New Delhi is, of course, the city where a passenger was alleged raped by an Uber driver in December. In the aftermath of that incident, the U.S. company has (finally) introduced stricter background checks for drivers, and added an in-app panic button and location/journey sharing features — this coming-together is another effort to improve safety in the Indian city, the company said.
Safetipin’s mobile app is essentially a guide to the safety of cities and locations across the world. It includes a ‘safety score’ for towns and cities created by the service’s nine-point audit — which covers the lighting, openness, visibility, security, walk path, crowd and gender diversity and density of each location. That’s supplemented by data from users, who can upload photos and details of flashpoints and incidents at places they visit.
Uber said it will “advance the contribution to Safetipin’s data collection efforts” by allocating partner drivers within its fleet who will effectively be Safetipin data gathers for a five-month test period that begins February 25. More precisely, selected drivers — who will be specifically trained — will use exterior-mounted camera phones to snap night-time photos from a range of locations at regular intervals — the photos will then be tagged and analyzed using Safetipin’s nine-point system.
As well as helping to cover new areas, Uber said the collaboration will enable the companies to re-assess locations to measure potential improvements. The city government and planners are also onboard with these efforts, Uber said.
The partnership is starting in India, but Uber plans to tap into its global network to extend it to other parts of the world.
“The initiative will be rolled out across other global markets in the coming months, including Bogotá, Colombia and Nairobi, Kenya with the aim to cover approximately 20,000 km of city roads and areas,” the company said in an announcement.
It is easy to be cynical and call this partnership a marketing ploy post-New Delhi rape. In fact, Uber’s failure to adequately cover safety issues before that incident practically invites that approach.

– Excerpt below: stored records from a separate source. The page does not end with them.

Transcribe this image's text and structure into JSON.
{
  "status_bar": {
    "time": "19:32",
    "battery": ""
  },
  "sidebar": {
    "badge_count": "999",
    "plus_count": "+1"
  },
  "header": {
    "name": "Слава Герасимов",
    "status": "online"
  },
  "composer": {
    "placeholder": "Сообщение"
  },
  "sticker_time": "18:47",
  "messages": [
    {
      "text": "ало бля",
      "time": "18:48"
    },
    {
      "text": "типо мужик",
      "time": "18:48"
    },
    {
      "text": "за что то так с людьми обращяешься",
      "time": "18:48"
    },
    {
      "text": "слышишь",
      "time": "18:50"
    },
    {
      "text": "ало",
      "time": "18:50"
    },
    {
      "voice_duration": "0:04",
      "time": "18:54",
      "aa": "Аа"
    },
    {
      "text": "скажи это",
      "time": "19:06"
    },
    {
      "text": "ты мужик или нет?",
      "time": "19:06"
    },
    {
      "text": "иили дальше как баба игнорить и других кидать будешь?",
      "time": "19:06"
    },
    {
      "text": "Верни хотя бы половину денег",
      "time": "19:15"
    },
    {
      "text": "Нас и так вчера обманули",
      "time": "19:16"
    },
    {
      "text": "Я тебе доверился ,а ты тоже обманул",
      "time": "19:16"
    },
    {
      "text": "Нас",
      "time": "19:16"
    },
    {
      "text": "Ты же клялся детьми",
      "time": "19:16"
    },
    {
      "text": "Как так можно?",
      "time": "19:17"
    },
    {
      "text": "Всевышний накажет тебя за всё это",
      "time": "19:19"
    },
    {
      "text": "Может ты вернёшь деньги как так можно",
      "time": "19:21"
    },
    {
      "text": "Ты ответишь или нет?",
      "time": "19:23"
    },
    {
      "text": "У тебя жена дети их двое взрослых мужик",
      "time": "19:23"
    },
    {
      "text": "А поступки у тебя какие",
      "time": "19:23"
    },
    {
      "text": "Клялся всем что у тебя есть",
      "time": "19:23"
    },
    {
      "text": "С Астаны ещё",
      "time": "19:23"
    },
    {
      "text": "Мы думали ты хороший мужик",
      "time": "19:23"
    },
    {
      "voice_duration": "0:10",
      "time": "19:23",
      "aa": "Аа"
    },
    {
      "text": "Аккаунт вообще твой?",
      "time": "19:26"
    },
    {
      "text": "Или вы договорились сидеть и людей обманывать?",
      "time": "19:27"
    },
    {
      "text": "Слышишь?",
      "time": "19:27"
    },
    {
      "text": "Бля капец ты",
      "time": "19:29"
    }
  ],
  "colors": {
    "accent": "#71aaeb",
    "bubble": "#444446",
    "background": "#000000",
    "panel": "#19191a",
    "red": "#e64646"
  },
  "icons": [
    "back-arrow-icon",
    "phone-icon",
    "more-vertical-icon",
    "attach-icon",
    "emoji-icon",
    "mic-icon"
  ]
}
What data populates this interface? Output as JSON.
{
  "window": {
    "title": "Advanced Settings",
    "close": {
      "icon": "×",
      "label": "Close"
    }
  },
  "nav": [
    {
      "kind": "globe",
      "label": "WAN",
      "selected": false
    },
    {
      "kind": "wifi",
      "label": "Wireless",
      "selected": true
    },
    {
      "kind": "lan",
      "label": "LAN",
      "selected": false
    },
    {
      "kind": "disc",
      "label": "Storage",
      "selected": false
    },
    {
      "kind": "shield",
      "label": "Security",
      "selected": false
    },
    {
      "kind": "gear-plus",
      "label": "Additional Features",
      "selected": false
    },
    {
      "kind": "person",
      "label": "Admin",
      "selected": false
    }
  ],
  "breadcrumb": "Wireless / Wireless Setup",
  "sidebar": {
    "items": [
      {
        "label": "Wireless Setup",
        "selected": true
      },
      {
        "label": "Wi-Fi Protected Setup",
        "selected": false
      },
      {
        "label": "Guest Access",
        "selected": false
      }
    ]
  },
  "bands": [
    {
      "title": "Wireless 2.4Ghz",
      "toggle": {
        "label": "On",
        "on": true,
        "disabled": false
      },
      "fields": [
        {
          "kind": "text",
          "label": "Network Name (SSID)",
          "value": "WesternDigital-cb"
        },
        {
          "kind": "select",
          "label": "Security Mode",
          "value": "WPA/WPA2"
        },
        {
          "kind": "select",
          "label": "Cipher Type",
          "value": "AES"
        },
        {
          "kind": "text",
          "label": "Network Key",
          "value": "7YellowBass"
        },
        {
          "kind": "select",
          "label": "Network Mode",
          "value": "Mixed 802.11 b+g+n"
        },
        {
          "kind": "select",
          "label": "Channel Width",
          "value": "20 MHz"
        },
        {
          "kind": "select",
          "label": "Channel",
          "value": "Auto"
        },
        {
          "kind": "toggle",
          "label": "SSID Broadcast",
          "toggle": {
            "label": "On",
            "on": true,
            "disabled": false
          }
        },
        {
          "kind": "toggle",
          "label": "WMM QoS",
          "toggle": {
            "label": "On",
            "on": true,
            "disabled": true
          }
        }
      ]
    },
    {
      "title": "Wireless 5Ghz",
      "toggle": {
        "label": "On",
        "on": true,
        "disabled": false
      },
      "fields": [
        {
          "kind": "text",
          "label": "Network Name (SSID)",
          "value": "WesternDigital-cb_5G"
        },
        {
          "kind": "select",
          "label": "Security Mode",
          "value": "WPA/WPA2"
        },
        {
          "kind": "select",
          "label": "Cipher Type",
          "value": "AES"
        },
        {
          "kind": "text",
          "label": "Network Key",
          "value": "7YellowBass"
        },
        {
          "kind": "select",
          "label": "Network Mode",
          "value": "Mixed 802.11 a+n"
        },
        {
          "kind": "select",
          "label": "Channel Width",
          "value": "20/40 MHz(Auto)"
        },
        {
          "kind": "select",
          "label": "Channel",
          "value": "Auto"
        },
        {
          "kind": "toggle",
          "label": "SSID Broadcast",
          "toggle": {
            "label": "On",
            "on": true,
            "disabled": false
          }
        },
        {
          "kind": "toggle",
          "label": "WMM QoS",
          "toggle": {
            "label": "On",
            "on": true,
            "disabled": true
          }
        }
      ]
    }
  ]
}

But it is an interesting thought that Uber’s global logistics network could be used to help non-profits or ‘good causes’ across the world in the future.
That global footprint has always been viewed as an opportunity to expand Uber’s breadth of services, and that’s doubtless still true, but the company could also use its international reach to do good. We’ll see if that’s part of the ‘new’ Uber’s strategy, and just how sincere that it is, over time.